The church applies for a Line of Credit loan. With this kind of loan, they can borrow money throughout the contractor’s work to pay costs as they come up and not before. This means that the church will only borrow as much as it needs, often ending in a smaller loan. Additionally, with a Church Investors Fund Line of Credit loan, the church will only pay interest for the first year of the loan, giving them time to save to make full payments once the project is done.
After a sudden influx of young families into their area and congregation, a church finds itself bursting at the seams! Its building has done good, faithful work for thirty years, but it just doesn’t have the kind of classroom space the rapidly expanding children’s ministry requires to serve the families of the community well. After much prayerful consideration, the Building Committee determines that the best way to proceed will be to remodel the current property, including building brand-new education space off the east side of the current building. They take bids from several contractors and decide to present a building plan that will cost $800,000 to complete.

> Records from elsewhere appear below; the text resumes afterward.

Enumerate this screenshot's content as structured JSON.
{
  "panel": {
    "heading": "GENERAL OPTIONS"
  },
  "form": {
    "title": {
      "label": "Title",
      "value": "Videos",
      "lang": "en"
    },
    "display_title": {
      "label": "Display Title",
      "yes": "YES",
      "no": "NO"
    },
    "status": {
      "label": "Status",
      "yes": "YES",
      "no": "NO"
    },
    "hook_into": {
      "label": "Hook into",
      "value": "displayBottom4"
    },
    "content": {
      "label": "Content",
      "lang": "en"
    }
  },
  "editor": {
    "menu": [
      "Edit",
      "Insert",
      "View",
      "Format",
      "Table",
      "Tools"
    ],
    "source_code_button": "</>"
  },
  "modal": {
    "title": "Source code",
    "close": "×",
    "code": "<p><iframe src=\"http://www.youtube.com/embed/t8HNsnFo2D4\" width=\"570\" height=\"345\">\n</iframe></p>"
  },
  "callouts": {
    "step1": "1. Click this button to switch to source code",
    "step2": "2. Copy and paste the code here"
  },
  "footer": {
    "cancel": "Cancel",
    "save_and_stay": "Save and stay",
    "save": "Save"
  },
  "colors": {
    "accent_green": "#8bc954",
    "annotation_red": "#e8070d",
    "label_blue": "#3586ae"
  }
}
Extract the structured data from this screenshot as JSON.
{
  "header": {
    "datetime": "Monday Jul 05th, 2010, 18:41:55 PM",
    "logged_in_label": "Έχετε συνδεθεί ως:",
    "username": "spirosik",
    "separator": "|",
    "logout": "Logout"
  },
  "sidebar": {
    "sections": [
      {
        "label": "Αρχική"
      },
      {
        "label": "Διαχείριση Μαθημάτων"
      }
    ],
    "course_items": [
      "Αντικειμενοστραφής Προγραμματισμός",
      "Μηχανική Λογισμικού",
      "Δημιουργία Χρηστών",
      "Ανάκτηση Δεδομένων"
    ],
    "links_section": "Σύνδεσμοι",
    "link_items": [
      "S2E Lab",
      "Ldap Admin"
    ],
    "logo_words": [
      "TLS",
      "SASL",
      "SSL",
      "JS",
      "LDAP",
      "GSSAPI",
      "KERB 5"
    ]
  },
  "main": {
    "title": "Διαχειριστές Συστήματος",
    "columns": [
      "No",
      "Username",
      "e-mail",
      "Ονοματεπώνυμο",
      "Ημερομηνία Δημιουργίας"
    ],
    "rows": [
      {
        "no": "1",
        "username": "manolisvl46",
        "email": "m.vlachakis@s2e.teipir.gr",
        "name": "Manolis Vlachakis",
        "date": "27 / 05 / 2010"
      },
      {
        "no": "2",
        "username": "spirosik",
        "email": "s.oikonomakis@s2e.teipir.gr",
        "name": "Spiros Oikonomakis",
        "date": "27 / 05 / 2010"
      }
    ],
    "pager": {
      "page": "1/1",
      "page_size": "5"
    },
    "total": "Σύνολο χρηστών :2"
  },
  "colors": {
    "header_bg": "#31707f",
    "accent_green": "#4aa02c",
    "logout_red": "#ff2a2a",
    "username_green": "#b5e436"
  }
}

The church elders then must consider if and how the church will be able to pay for the addition. First, they calculate that the most a lender would be able to lend for an $800,000 project would be $640,000 (80%), leaving the church to pay $160,000 from their own coffers. The church has a small building fund that holds about $50,000 in reserve for necessary repairs. They decide to begin a capital campaign with a goal to raise $200,000 within two years.
Next, the elders look at their most recent financial statements to see what kind of equity the church has, specifically how much equity they have in their building. They know if they aren’t able to put up collateral for the amount of the potential loan, they probably won’t be able to get a loan at all. The building is old, but since the church owns the land and the addition will add substantially to the property value, it could easily get at least $800,000 if they had to sell it.
They also look at the budget to see if they would be able to facilitate loan payments, using an amortization calculator to estimate how much payments would be per month. Based on their estimated giving trends and the fact that they have a budget surplus at present, they feel confident that they will be able to make regular payments without choking other ministries or skimping their staff.
Unfortunately, when they look at their income, they run into a problem. They know that lenders prefer lending to a church with a debt-to-income ratio of less than 35%. While they don’t have any long-term debt at present, taking on a $640,000 debt at their current income would exceed this ratio, making the loan amount a stretch. With that in mind, the church decides to increase their capital campaign to $350,000. Wisely expecting that some pledges will not materialize, the elders decide they can afford a $500,000 loan.